Rescue workers search through the rubble for students at Enrique Rebsamen school after an earthquake in Mexico City, Mexico, Sept. 20, 2017. Reuters/ Edgard Garrido

The question of whether earthquakes and their intensity are linked to the moon in some way has cropped up again. And the new study which delved into the subject finds an answer that contradicts some older studies, as well as "earthquake lore."

Susan Hough, a scientist with the U.S. Geological Survey, looked at data for 204 earthquakes, each of magnitude 8 or stronger, that have occurred since the 1600s, and found no evidence that rates of these large earthquakes were influenced by the phase of the moon or even the Earth’s position relative to the sun.

Based on a study she published in the journal Seismological Journal Letters, Hough said any patterns in earthquake cycles that have been linked by observers to the phases of the moon "are no different from the kinds of patterns you would get if the data are completely random," according to a statement released Tuesday by the Seismological Society of America.

For the study, Hough chose powerful earthquakes to avoid the clustering effect, which refers to a number of earthquakes that happen in a relatively short time in the same region, many of them as aftershocks of one big earthquake. A big earthquake is less likely to be an aftershock.

She found that certain days in the lunar cycle did, in fact, throw up some earthquake clusters. But to see if the patterns she found were of any significance, Hough randomized the earthquake dates and found similar patterns in the random data as well.

"When you have random data, you can get all sorts of apparent signals, just like when you flip a coin, you sometimes end up with five heads in a row," Hough said by way of explanation.

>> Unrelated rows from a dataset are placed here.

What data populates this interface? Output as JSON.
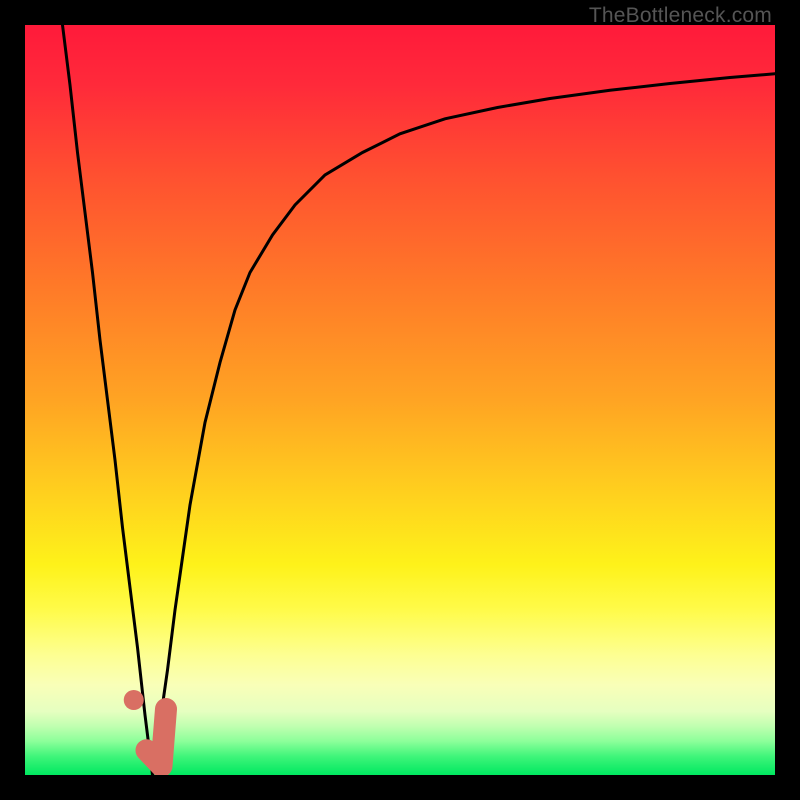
{
  "watermark": "TheBottleneck.com",
  "colors": {
    "frame": "#000000",
    "gradient_stops": [
      {
        "offset": 0.0,
        "color": "#ff1a3a"
      },
      {
        "offset": 0.08,
        "color": "#ff2a3a"
      },
      {
        "offset": 0.2,
        "color": "#ff5030"
      },
      {
        "offset": 0.35,
        "color": "#ff7a28"
      },
      {
        "offset": 0.5,
        "color": "#ffa423"
      },
      {
        "offset": 0.63,
        "color": "#ffd21e"
      },
      {
        "offset": 0.72,
        "color": "#fef21a"
      },
      {
        "offset": 0.78,
        "color": "#fffb4a"
      },
      {
        "offset": 0.84,
        "color": "#fdff92"
      },
      {
        "offset": 0.88,
        "color": "#f9ffb8"
      },
      {
        "offset": 0.915,
        "color": "#e6ffc0"
      },
      {
        "offset": 0.935,
        "color": "#c0ffb0"
      },
      {
        "offset": 0.955,
        "color": "#8cff9a"
      },
      {
        "offset": 0.975,
        "color": "#40f57a"
      },
      {
        "offset": 1.0,
        "color": "#00e860"
      }
    ],
    "curve": "#000000",
    "marker_fill": "#d96f63",
    "marker_stroke": "#d96f63"
  },
  "chart_data": {
    "type": "line",
    "title": "",
    "xlabel": "",
    "ylabel": "",
    "xlim": [
      0,
      100
    ],
    "ylim": [
      0,
      100
    ],
    "grid": false,
    "series": [
      {
        "name": "left-branch",
        "x": [
          5,
          6,
          7,
          8,
          9,
          10,
          11,
          12,
          13,
          14,
          15,
          16,
          17
        ],
        "y": [
          100,
          92,
          83,
          75,
          67,
          58,
          50,
          42,
          33,
          25,
          17,
          8,
          0
        ]
      },
      {
        "name": "right-branch",
        "x": [
          17,
          18,
          19,
          20,
          21,
          22,
          24,
          26,
          28,
          30,
          33,
          36,
          40,
          45,
          50,
          56,
          63,
          70,
          78,
          86,
          94,
          100
        ],
        "y": [
          0,
          7,
          14,
          22,
          29,
          36,
          47,
          55,
          62,
          67,
          72,
          76,
          80,
          83,
          85.5,
          87.5,
          89,
          90.2,
          91.3,
          92.2,
          93,
          93.5
        ]
      }
    ],
    "markers": [
      {
        "name": "small-dot",
        "x": 14.5,
        "y": 10
      },
      {
        "name": "hook-left",
        "x": 16.2,
        "y": 3.3
      },
      {
        "name": "hook-bottom",
        "x": 18.2,
        "y": 1.2
      },
      {
        "name": "hook-top",
        "x": 18.8,
        "y": 8.8
      }
    ]
  }
}
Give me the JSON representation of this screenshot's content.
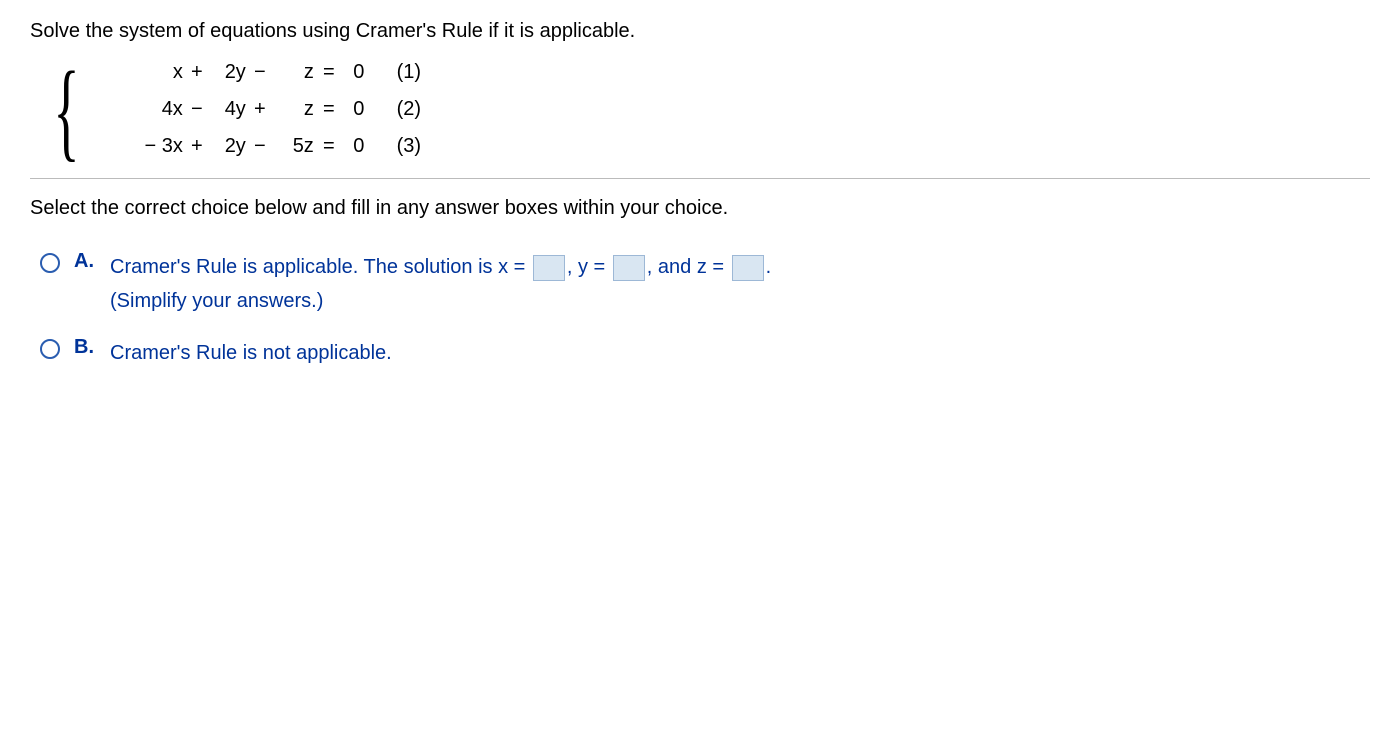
{
  "question": "Solve the system of equations using Cramer's Rule if it is applicable.",
  "equations": [
    {
      "x": "x",
      "op1": "+",
      "y": "2y",
      "op2": "−",
      "z": "z",
      "eq": "=",
      "rhs": "0",
      "num": "(1)"
    },
    {
      "x": "4x",
      "op1": "−",
      "y": "4y",
      "op2": "+",
      "z": "z",
      "eq": "=",
      "rhs": "0",
      "num": "(2)"
    },
    {
      "x": "− 3x",
      "op1": "+",
      "y": "2y",
      "op2": "−",
      "z": "5z",
      "eq": "=",
      "rhs": "0",
      "num": "(3)"
    }
  ],
  "instruction": "Select the correct choice below and fill in any answer boxes within your choice.",
  "choiceA": {
    "label": "A.",
    "part1": "Cramer's Rule is applicable. The solution is x =",
    "part2": ", y =",
    "part3": ", and z =",
    "part4": ".",
    "hint": "(Simplify your answers.)"
  },
  "choiceB": {
    "label": "B.",
    "text": "Cramer's Rule is not applicable."
  }
}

If anything, some of the unusual patterns she found in the unchanged dataset showed the opposite of an earthquake-moon phase link. The maximum number of earthquakes on a single day (in terms of the lunar cycle) was 16, and this was the seventh day after a new moon, or in the middle of the cycle, when the lunar tides would be at their minimum.

However, there is the fact of solid Earth tidal stresses — not tides, but ripples through the Earth caused by the sun and the moon — which Hough said could be one of the factors that make a small contribution to earthquakes.

A study published in September 2016 made exactly that point, after analyzing over 10,000 earthquakes that were stronger than 5.5 in magnitude. In that study, which said the effect is significant but small, researchers concluded "that large earthquakes are more probable during periods of high tidal stress," and also that "an earthquake that began during a time of high tidal stress was more likely to grow to magnitude 8 or above."

Referring to studies of that sort, Hough said: "There is in some cases a weak effect, where there are more earthquakes when tidal stresses are high. But if you read those papers, you'll see that the authors are very careful. They never claim that the data can be used for prediction, because the modulation is always very small."